Army Staff Sgt. Aaron Butler, 27, died of injuries suffered from an improvised explosive device while conducting combat operations in Nangarhar Province, Afghanistan on August 16, 2017. Staff Sgt. Butler was supporting Operation Freedom’s Sentinel on behalf of the 19th Special Forces Group (Airborne) at Camp Williams, Utah Army National Guard.

Utah National Guard member Aaron Butler called Monticello home. Now, that community — along with the rest of the state — is mourning his loss. News Specialist Sam Penrod reports in San Juan County where family friends are remembering a man who never let anything get in the way of his goals. -KSL News

Related Links:
DoD Identifies Army Casualty
Pentagon identifies Green Beret killed in Afghanistan
Green Beret Killed in Afghanistan Identified By Pentagon
Utah National Guard member killed in Afghanistan
Utah National Guard member killed in Afghanistan
Details released, identity confirmed of Utah Nat’l Guardsman killed in Afghanistan
Family identifies Utah soldier killed in Afghanistan as Aaron Butler
Family identifies US soldier killed in booby-trapped building in eastern Afghanistan
The Latest: Family IDs Utah soldier killed in Afghanistan
Pentagon identifies Special Forces soldier killed battling Islamic State in Afghanistan

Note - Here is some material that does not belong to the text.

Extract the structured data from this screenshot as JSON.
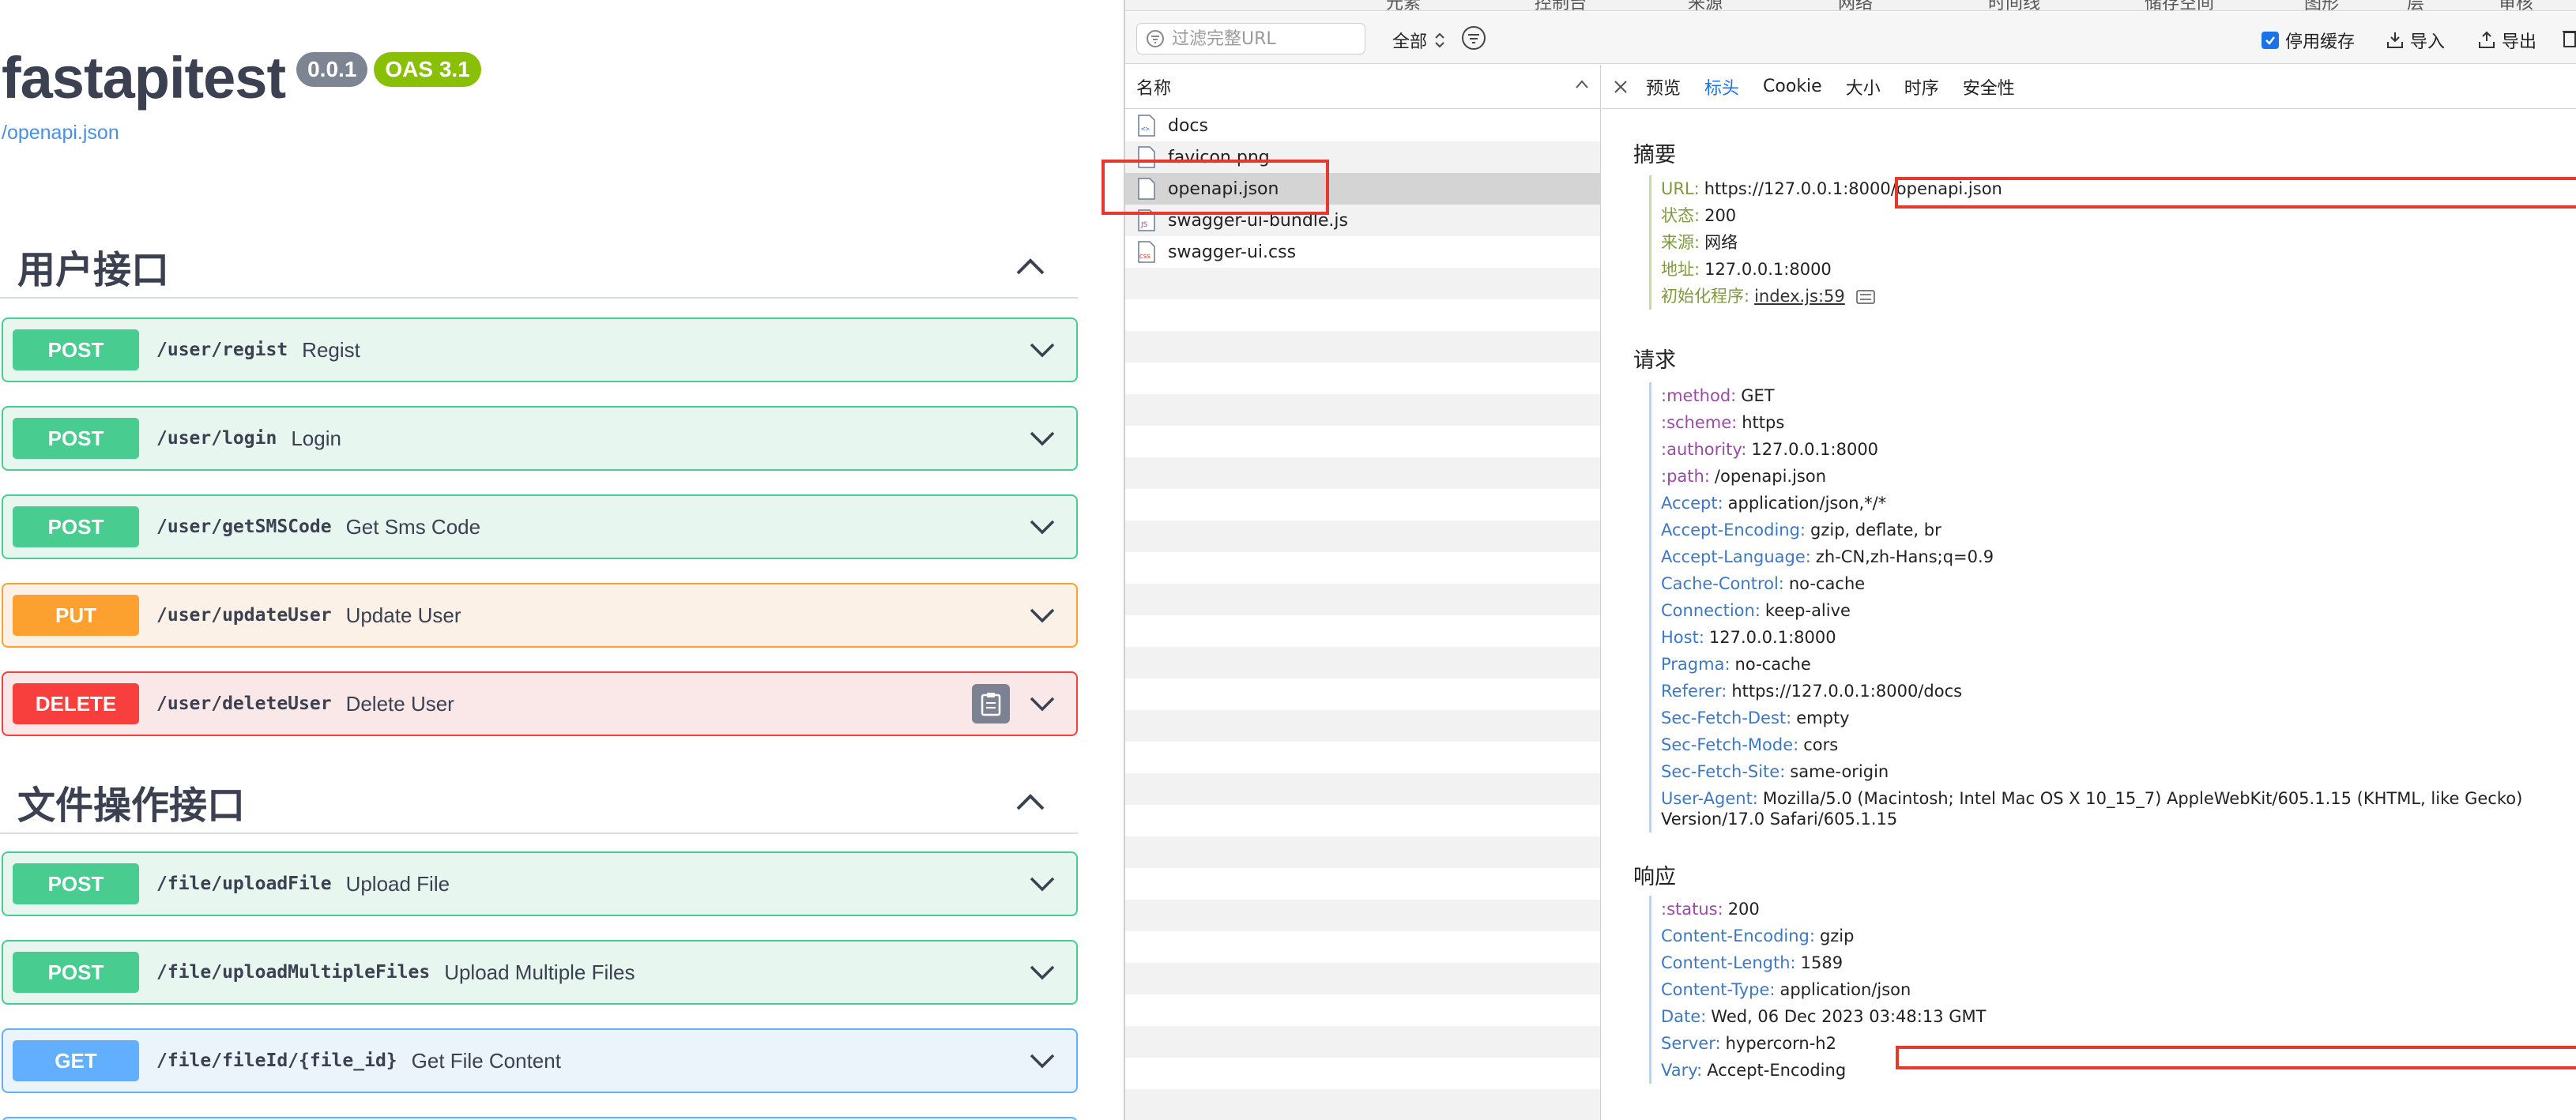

‘A force of nature:’ Monticello remembers hometown hero killed in Afghanistan
Sen. Lee Releases Statement of Support for Family of Aaron Butler
Utah governor extols National Guard staff sergeant killed in booby-trapped Afghanistan building as ‘one of Utah’s best’
The Latest: Family IDs Utah soldier killed in Afghanistan